The number of deaths caused by COVID-19 has sparked debate, with some claiming they are being undercounted, while others -- even top U.S. officials -- contending COVID-19 deaths are being inflated to make the pandemic seem worse, KOMO-TV in Washington state reported Wednesday.
As of Friday morning, COVID-19 deaths in the U.S. numbered 75,670. At the same time, more than 1.2 million people have tested positive for the disease.
The Centers for Disease Control and Prevention has issued guidance to public health officials for certifying COVID-19 deaths, the station reported.

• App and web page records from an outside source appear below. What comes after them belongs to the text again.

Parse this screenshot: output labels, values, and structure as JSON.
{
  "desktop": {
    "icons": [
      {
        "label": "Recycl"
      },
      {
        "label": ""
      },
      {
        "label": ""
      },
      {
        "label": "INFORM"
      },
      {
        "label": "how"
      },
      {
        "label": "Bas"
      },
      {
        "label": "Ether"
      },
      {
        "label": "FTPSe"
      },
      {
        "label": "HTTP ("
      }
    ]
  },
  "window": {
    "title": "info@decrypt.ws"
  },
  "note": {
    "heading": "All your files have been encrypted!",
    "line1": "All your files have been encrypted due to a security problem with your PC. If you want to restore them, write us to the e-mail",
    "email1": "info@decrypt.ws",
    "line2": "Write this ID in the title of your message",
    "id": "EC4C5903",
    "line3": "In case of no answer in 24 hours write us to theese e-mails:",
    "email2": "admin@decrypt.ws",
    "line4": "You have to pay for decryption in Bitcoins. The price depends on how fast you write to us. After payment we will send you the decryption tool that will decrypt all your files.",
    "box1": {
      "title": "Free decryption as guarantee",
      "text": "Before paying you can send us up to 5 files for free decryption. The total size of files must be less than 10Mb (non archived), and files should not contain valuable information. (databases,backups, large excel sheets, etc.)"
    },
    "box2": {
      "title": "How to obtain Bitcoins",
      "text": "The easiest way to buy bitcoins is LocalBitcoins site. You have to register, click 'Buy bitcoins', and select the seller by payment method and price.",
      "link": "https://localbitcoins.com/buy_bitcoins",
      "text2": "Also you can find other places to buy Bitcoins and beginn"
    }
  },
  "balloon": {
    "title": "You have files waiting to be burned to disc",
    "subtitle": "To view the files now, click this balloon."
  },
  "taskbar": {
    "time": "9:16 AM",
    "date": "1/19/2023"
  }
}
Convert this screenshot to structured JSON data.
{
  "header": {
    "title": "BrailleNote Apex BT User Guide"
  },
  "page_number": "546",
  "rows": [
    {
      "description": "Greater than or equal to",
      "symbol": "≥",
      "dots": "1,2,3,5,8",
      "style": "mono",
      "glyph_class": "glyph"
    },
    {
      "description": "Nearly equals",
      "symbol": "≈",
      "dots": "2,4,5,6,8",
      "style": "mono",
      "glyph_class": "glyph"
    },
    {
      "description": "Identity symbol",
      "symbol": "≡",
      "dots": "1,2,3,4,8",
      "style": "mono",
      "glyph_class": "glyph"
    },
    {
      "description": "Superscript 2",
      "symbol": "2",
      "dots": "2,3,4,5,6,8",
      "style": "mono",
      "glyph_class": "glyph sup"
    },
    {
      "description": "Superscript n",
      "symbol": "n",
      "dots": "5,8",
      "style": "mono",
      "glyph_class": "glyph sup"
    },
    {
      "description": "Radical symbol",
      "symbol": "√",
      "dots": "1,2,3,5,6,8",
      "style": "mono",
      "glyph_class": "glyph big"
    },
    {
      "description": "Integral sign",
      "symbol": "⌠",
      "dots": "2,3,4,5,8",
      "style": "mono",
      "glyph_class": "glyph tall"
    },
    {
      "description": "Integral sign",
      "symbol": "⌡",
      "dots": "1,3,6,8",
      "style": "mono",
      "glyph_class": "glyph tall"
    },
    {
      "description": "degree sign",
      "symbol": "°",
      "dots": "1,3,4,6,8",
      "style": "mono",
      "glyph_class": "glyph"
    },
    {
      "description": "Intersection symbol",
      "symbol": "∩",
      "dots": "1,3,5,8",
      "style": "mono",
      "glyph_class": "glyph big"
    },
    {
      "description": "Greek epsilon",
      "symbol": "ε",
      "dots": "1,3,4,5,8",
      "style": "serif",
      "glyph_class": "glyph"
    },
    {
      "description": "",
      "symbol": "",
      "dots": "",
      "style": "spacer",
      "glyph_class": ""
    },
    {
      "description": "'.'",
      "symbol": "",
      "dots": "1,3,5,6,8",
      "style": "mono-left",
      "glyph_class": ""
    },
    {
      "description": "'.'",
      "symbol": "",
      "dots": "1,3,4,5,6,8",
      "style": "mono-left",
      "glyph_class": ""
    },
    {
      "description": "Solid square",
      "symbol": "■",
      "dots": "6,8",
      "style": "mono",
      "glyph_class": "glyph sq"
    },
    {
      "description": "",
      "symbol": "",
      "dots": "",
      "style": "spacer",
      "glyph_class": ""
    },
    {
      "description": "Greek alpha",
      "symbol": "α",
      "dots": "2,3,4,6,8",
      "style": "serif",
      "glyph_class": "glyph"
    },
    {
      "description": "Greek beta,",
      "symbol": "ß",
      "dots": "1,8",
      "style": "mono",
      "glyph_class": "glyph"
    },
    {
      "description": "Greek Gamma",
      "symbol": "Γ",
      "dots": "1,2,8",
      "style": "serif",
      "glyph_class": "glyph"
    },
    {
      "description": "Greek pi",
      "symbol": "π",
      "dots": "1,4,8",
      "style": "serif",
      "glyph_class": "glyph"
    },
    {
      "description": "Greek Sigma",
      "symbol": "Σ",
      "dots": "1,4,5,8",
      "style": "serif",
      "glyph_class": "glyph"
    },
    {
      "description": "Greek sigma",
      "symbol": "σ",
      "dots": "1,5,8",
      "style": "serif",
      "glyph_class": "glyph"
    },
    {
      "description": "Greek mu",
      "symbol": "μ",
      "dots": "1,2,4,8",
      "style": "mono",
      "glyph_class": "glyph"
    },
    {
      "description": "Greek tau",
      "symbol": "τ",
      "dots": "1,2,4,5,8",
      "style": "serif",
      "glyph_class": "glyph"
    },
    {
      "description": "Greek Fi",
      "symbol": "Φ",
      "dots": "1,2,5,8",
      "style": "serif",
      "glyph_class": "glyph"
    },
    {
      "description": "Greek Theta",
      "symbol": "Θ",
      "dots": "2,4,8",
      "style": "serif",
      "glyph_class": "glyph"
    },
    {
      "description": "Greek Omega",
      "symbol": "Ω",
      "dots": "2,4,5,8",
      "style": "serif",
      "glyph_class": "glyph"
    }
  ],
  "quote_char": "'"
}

“If COVID–19 played a role in the death, this condition should be specified on the death certificate,” the CDC said. “In many cases, it is likely that it will be the [underlying cause of death], as it can lead to various life-threatening conditions, such as pneumonia and acute respiratory distress syndrome (ARDS).”
When reporting the number of COVID-19 certified deaths, they may seem undercounted because the information usually lags a week or two, according to the CDC, KOMO reported.
Deputy St. Joseph County health officer Dr. Mark Fox expressed confidence that COVID-19 death numbers were accurate, while acknowledging that the reporting process can be tricky, WNDU-TV in Indiana reported on Monday.
Fox told the station that if a patient dies from a heart attack but has tested positive for COVID-19, it's up to that patient's physician to decide if it is coronavirus-related.
“I don't see the shifting estimates of number of deaths as a conspiracy,” he said.
Jonathan Temte, a University of Wisconsin-Madison School of Medicine and Public Health associate dean, explained why he believes the COVID-19 death numbers are accurate in an interview Friday with Wisconsin Public Radio.
Temte said each week, the CDC reports the percentage of deaths in the U.S. due to pneumonia, influenza and now COVID-19. During the 2009-10 influenza season, 8.1 percent of people who died had either influenza or pneumonia. During 2017-18 those pneumonia- and flu-related deaths peaked at 10 percent.
But, he said, this year the week ending April 11 hit a record 23.5 percent of deaths by COVID-19, influenza or pneumonia compared to the total number of deaths, the station reported.
"That means that about 1 out of every 4 people in the U.S. that died that week died of influenza or pneumonia or COVID-19," Temte told the station, adding that influenza had largely gone away by then and wasn't circulating.
"I've never seen it look that bad," he said. "So the people who dismiss COVID-19 as being something that is hyper-inflated or not being hyped too much are unfortunately totally wrong."
The station also quoted Temte saying that influenza deaths were based largely on estimates and COVID-19 deaths were based on actual numbers, so comparing the two really wasn’t fair.